BeautyOne of the first people I had the pleasure of meeting and befriending in Palestine is a sculptor. As a person he is, as are many Palestinians, politically engaged and actively resisting the occupation; his art is a form of expression within that. I failed to comprehend the extent of it until I stood in his workshop trying very hard not to touch anything lest I break it as those close to me know I have a tendency to do. This innovative individual will attempt to work with any material, including shrapnel fragments, pieces of exploded landmines, bullet cases and remnants of local resistance techniques. My heart froze the day he announced he had been collecting exploded bombs in an area yet to be deemed as safe, yet he casually dismissed my (very British) concerns for his safety by cheerfully pointing out that the last thing Israel expected their landmines to be used for was a giant sculpture. He has a point. Let’s face it, there is a wonderful sense of mockery towards the Israeli Defence League that they are wandering around enforcing the rigmaroles of the occupation in their bullet proof vests and helmets with ludicrously large guns whilst my friend wanders around landmine sites collecting debris without a single scratch. My favorite part about the situation is that my friend has the talent and unbelievable skill to turn such ugly and oppressive materials into works of wonder. It is possible some of you in the UK may have seen some of the new garden and small holder growing techniques with empty gas canisters being used as pots to hold small plants and seedlings across the West Bank? It is the same principle. Israel thinks they have the power whilst Palestinians on the ground quietly laugh and use the material for far more helpful things.

Time and time again Palestinians demonstrate their resilience, tinged with a dark humor, in the way they respond to the occupation. The above example is simply one of many. There is a community of artists here in Palestine and they are slowly gaining international recognition for their work. As they should, their work makes some of the pieces in the Tate Modern look like sandpit play in comparison. They have an edge which cannot be replicated by anyone else and which transpires in art; they have passion mixed with anger, courage mixed with frustration and an overwhelming essence of the value of life. You can only begin to imagine the beauty that hands guided by those feelings can create. More to the point the dark humour behind the whole exercise can not fail to make those who are pro-Palestinian chuckle. Who would have thought the IDF were cheerfully providing a constant stream of new materials with which to work with, essentially footing the bill for the rest of world to have beautiful artwork? I’m fairly confident that that hasn’t been factored into their annual defence budget.

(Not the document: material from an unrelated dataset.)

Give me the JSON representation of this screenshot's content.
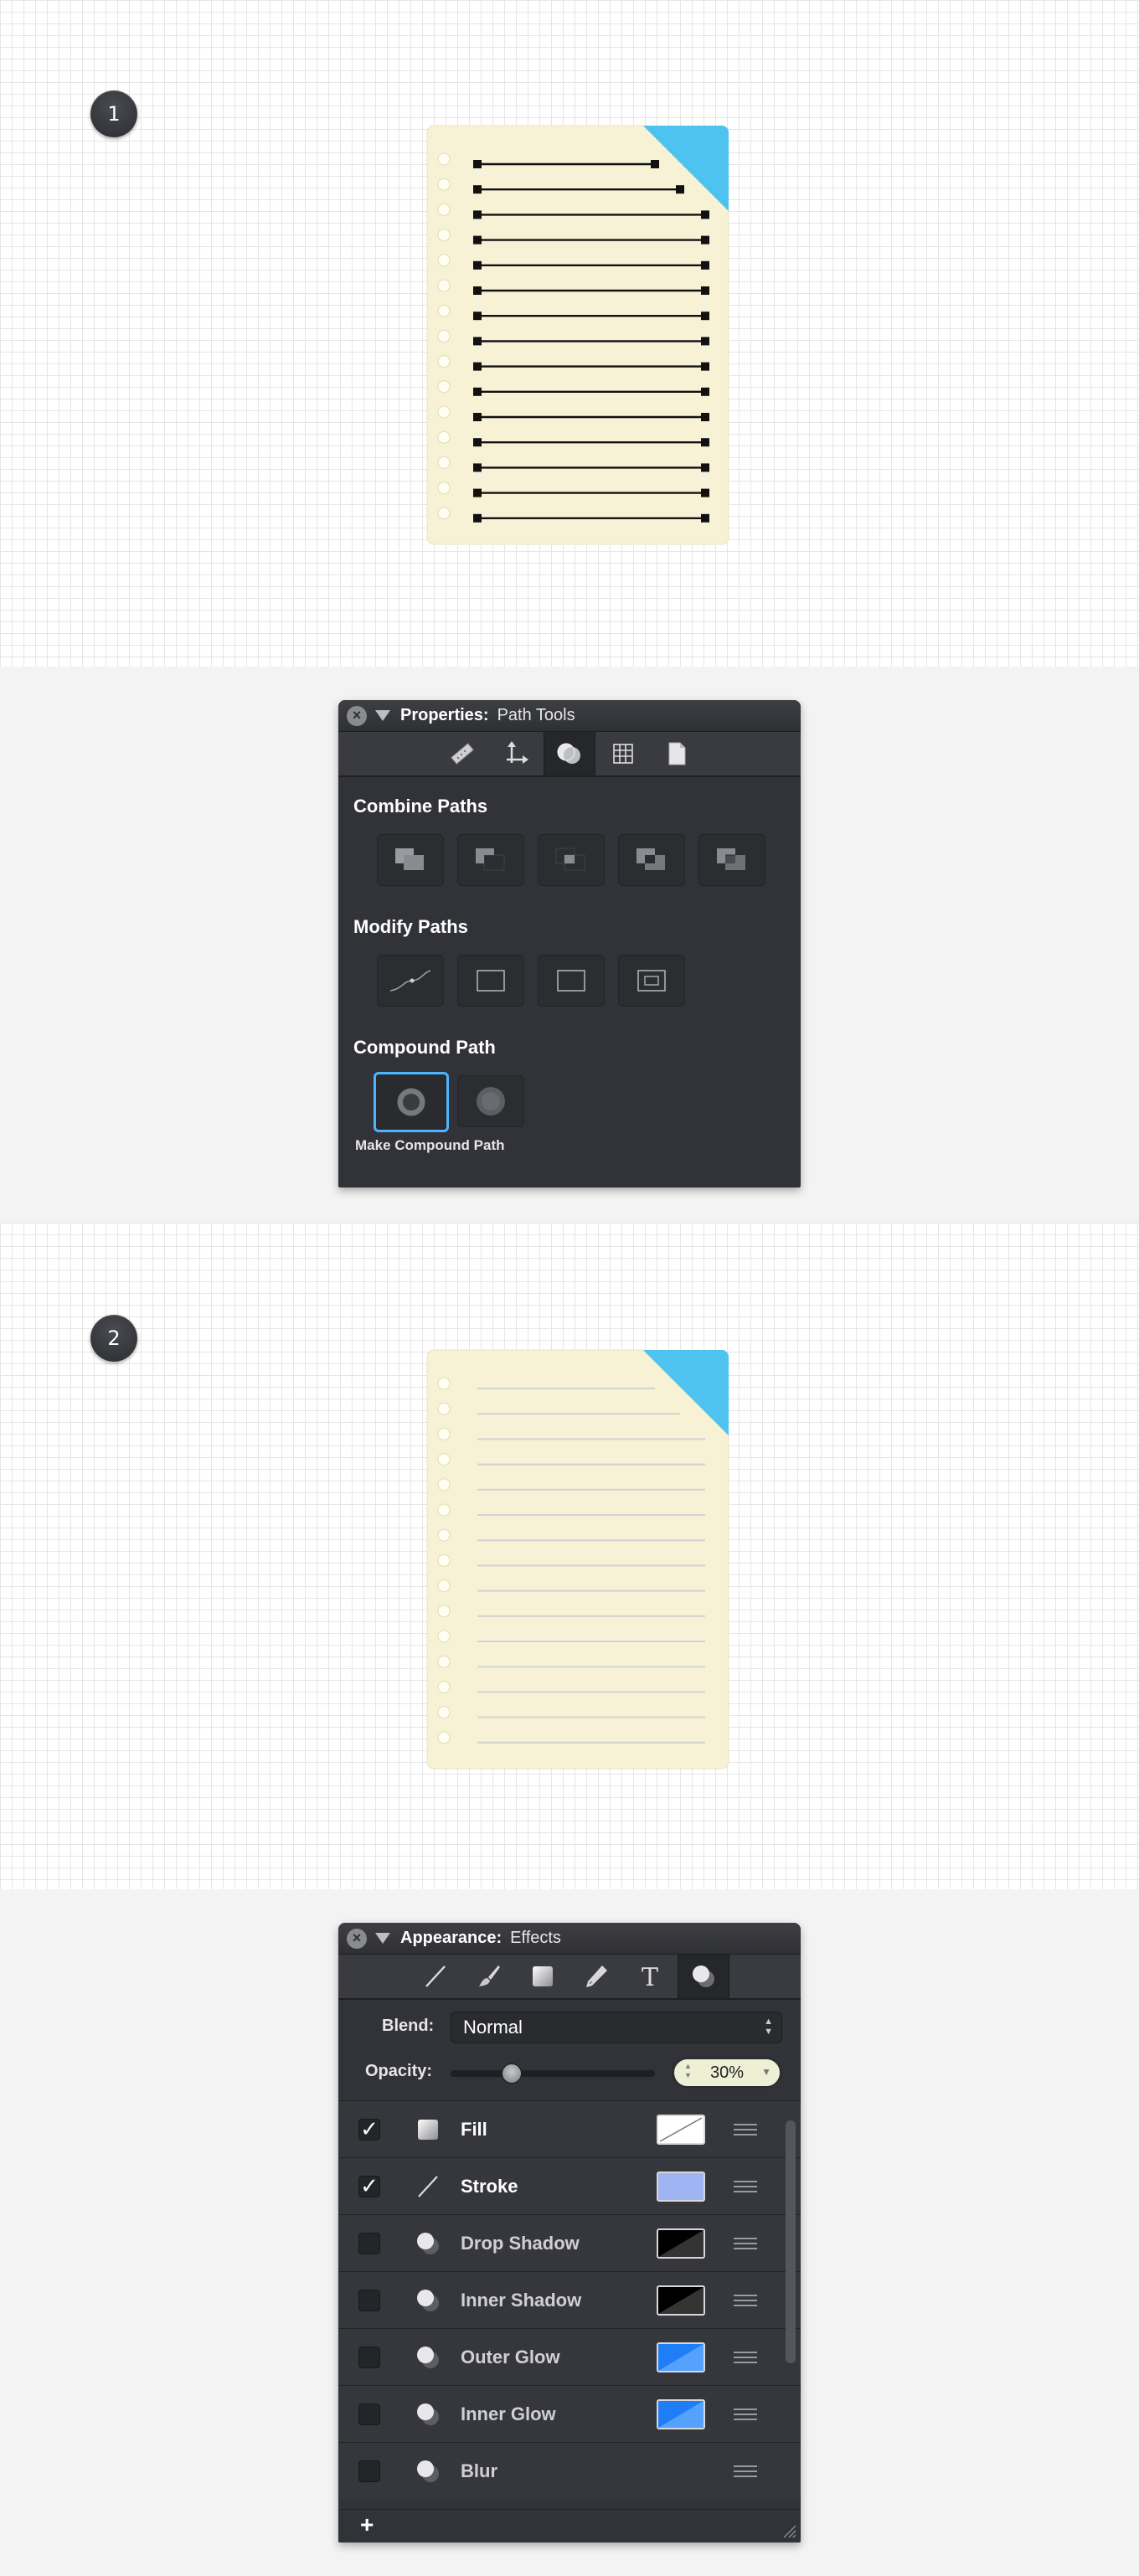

Everyone feels different emotions when they gaze upon a piece of work for the first time. My friend recently showed me a piece he is in the process of finishing and for my part here are a few of the emotions that went through me: awe, respect, pain, recognition, wonder and anger. Awe for the beauty that he was showing me and the talent in his hands, respect for the feelings that run through him whilst he moulds these shapes, pain for the struggle, recognition for the power and passion he holds within him, wonder at the ability of one person to make something so beautiful and anger against Israel for inflicting the occupation to begin with. I am going to coin a new saying for artwork within Palestine: ‘Emotions guide the hands which empower us’.